Source data
--*--
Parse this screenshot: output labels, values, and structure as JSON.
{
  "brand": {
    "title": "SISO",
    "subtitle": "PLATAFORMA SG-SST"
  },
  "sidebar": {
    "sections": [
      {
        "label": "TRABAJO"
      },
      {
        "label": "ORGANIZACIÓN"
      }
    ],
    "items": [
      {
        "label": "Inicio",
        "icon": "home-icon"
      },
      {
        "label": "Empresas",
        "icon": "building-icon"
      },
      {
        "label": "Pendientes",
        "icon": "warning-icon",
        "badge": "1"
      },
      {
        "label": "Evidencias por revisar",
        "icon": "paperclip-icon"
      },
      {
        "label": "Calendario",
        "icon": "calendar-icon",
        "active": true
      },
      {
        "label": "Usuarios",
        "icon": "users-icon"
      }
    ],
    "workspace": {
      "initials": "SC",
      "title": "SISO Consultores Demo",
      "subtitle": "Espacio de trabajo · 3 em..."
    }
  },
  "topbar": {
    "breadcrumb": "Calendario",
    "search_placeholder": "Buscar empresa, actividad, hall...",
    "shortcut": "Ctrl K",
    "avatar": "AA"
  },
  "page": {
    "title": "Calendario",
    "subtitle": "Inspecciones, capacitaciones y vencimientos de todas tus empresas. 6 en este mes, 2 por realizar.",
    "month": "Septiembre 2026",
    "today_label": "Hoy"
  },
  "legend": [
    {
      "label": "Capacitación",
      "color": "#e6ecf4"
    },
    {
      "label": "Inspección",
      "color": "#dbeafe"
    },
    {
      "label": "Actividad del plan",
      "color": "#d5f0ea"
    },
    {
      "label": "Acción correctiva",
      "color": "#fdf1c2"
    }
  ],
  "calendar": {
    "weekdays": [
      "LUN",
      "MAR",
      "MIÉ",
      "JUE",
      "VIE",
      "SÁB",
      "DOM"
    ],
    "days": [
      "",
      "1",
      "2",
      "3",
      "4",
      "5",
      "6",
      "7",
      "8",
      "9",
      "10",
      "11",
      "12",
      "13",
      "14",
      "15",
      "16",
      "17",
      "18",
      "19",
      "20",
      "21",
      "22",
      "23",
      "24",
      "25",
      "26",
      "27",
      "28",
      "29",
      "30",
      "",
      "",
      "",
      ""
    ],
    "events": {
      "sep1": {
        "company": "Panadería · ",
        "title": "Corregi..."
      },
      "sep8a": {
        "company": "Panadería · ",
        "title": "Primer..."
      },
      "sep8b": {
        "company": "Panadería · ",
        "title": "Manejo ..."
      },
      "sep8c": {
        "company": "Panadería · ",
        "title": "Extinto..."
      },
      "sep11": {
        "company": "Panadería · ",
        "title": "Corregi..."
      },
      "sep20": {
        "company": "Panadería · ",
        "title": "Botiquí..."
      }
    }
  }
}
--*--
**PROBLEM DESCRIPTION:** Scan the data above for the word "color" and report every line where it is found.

**EXERCISE OUTPUT:**
      "color": "#e6ecf4"
      "color": "#dbeafe"
      "color": "#d5f0ea"
      "color": "#fdf1c2"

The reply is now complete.